PhD defense by Petru Tighineanu – University of Copenhagen

QUANTOP > Quantum Optics Calendar > Calendar 2015 > PhD defense by Petru T...

PhD defense by Petru Tighineanu

Title: Electric and magnetic interaction between quantum dots and light. 

At the intersection between quantum optics and solid-state physics, the field of quantum photonics has unfolded over the past years striving to combine the expertise developed for atoms and the scalability demonstrated by solid-state systems. To this end, quantum dots provide the essential link between light and matter degrees of freedom. The ability to tailor the density of vacuum fluctuations around quantum dots has resulted in tremendous progress in manipulating single quantum-dot excitations over the past decade [1]. 

Conventional quantum emitters interact only with the electric-field component of light and are completely blind to the magnetic field. The recent experimental demonstration that the dipole theory may break in In(Ga)As quantum dots [2] motivated us to develop a theory of spontaneous emission from quantum dots. We find that quantum dots are a novel class of emitters that are sensitive to the magnetic field of light [3]. We pinpoint the microscopic mechanism governing the magnetic sensitivity and show that the underlying lattice distortion generates curved quantum-mechanical currents flowing over mesoscopic length scales inside the quantum dot [4]. Both fundamental science and quantum technologies may greatly benefit from these findings. For instance, novel photonic environments could be designed to match the curved current-density pattern of the quantum dot. This opens the prospect for the realization of a quantum-dot based quantum metamaterial combining the fascinating phenomena inherent to classical metamaterials with single-photon nonlinearities and non-classical statistics of light pertaining to the quantum world.
Quantum dots greatly benefit from their multi-body nature with enhanced light-matter interaction strength. Commonly employed quantum dots have, however, an upper limit for the interaction strength with light, regardless of their size and shape. In the present work we demonstrate that monolayer-fluctuation quantum dots can be used to enhance the interaction strength with light far beyond that of conventional quantum dots [5]. This is caused by the superradiant nature of excitons, which may be of great interest for fundamental science and technology alike. In particular, such rapid radiative decays will likely exceed all dephasing mechanisms resulting in highly coherent flying quantum bits, of high relevance for their use in quantum-information science. New and so far largely unexplored solid-state quantum-electrodynamics regimes involving energy non-conserving virtual processes, such as the ultra-strong coupling between light and matter, may become within reach at optical frequencies for the first time. 

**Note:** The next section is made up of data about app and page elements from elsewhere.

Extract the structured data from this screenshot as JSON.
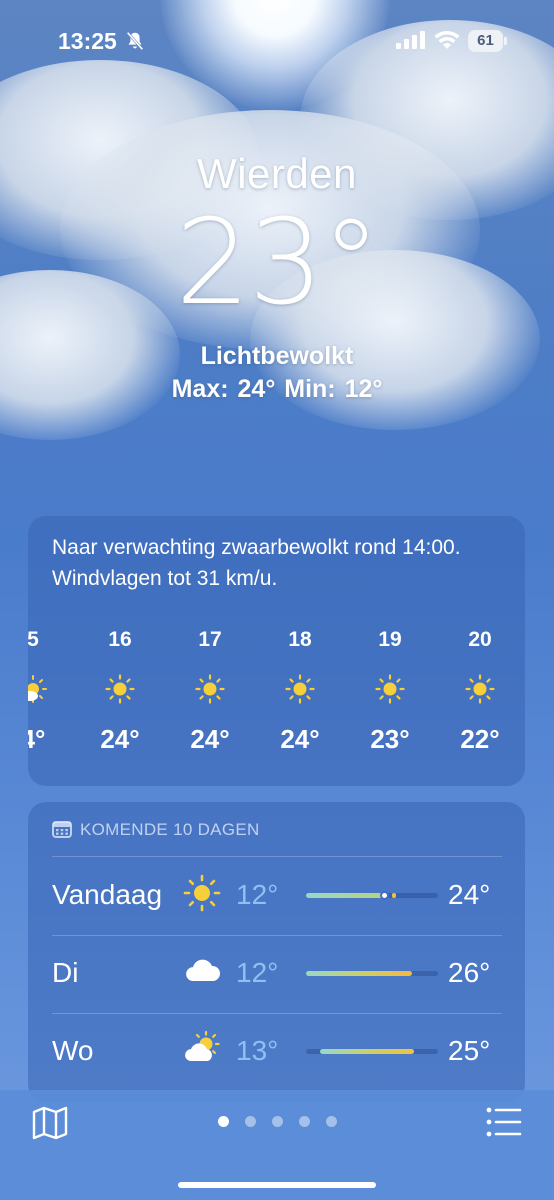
{
  "status_bar": {
    "time": "13:25",
    "battery": "61",
    "icons": [
      "bell-slash-icon",
      "cellular-signal-icon",
      "wifi-icon",
      "battery-icon"
    ]
  },
  "location": {
    "city": "Wierden",
    "temperature": "23°",
    "condition": "Lichtbewolkt",
    "high_low": "Max: 24°  Min: 12°"
  },
  "hourly_forecast": {
    "summary": "Naar verwachting zwaarbewolkt rond 14:00. Windvlagen tot 31 km/u.",
    "hours": [
      {
        "hour": "5",
        "icon": "partly-sunny-icon",
        "temp": "4°"
      },
      {
        "hour": "16",
        "icon": "sun-icon",
        "temp": "24°"
      },
      {
        "hour": "17",
        "icon": "sun-icon",
        "temp": "24°"
      },
      {
        "hour": "18",
        "icon": "sun-icon",
        "temp": "24°"
      },
      {
        "hour": "19",
        "icon": "sun-icon",
        "temp": "23°"
      },
      {
        "hour": "20",
        "icon": "sun-icon",
        "temp": "22°"
      }
    ]
  },
  "daily_forecast": {
    "header": "KOMENDE 10 DAGEN",
    "header_icon": "calendar-icon",
    "days": [
      {
        "day": "Vandaag",
        "icon": "sun-icon",
        "low": "12°",
        "high": "24°",
        "range_start": 0.0,
        "range_end": 0.6,
        "current_marker": 0.58
      },
      {
        "day": "Di",
        "icon": "cloud-icon",
        "low": "12°",
        "high": "26°",
        "range_start": 0.0,
        "range_end": 0.8
      },
      {
        "day": "Wo",
        "icon": "partly-cloudy-icon",
        "low": "13°",
        "high": "25°",
        "range_start": 0.1,
        "range_end": 0.82
      }
    ]
  },
  "bottom_bar": {
    "map_icon": "map-icon",
    "list_icon": "list-icon",
    "page_count": 5,
    "active_page": 1
  },
  "colors": {
    "sun": "#f6cf3a",
    "low_temp": "#8fc0f2",
    "range_gradient_start": "#9ad7c7",
    "range_gradient_end": "#f5b93c"
  }
}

Selected publications: 

[1] P. Lodahl, S. Mahmoodian and S. Stobbe, Interfacing single photons and single quantum dots with photonic nanostructures,

[2] M. L. Andersen, S. Stobbe, A. S. Sørensen, and P. Lodahl, Strongly modified plasmon-matter interaction with mesoscopic quantum emitters, Nat. Phys. 7, 215 (2011)

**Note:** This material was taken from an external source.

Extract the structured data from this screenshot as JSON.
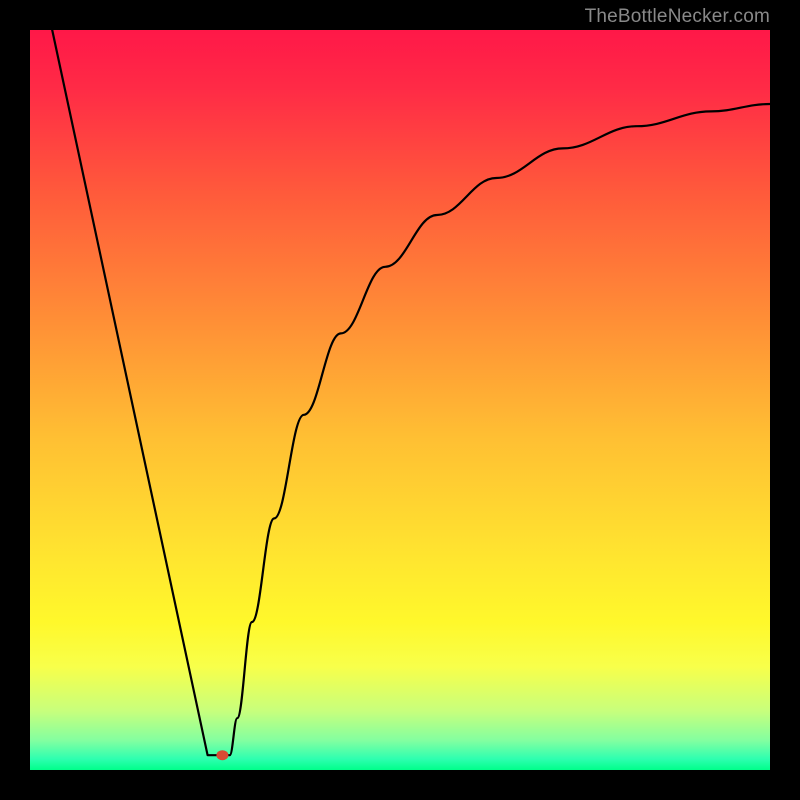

[3] P. Tighineanu, M. L. Andersen, A. S. Sørensen, S. Stobbe, P. Lodahl, Probing electric and magnetic vacuum fluctuations with quantum dots, Phys. Rev. Lett. 113, 043601 (2014)

[4] P. Tighineanu, A. S. Sørensen, S. Stobbe, P. Lodahl, Unraveling the mesoscopic character of quantum dots in nanophotonics,
[5] P. Tighineanu, R. S. Daveau, T. B. Lehmann, H. E. Beere, D. A. Ritchie, P. Lodahl, and S. Stobbe, Single-photon Dicke superradiance from a quantum dot, to be submitted 

Assessment Committee: 

Professor David Gershoni, The Technion – Israel Institute of Technology, Israel

Professor Andreas Knorr, Technical University of Berlin, Germany

Professor Karsten Flensberg, The Niels Bohr Institute, Denmark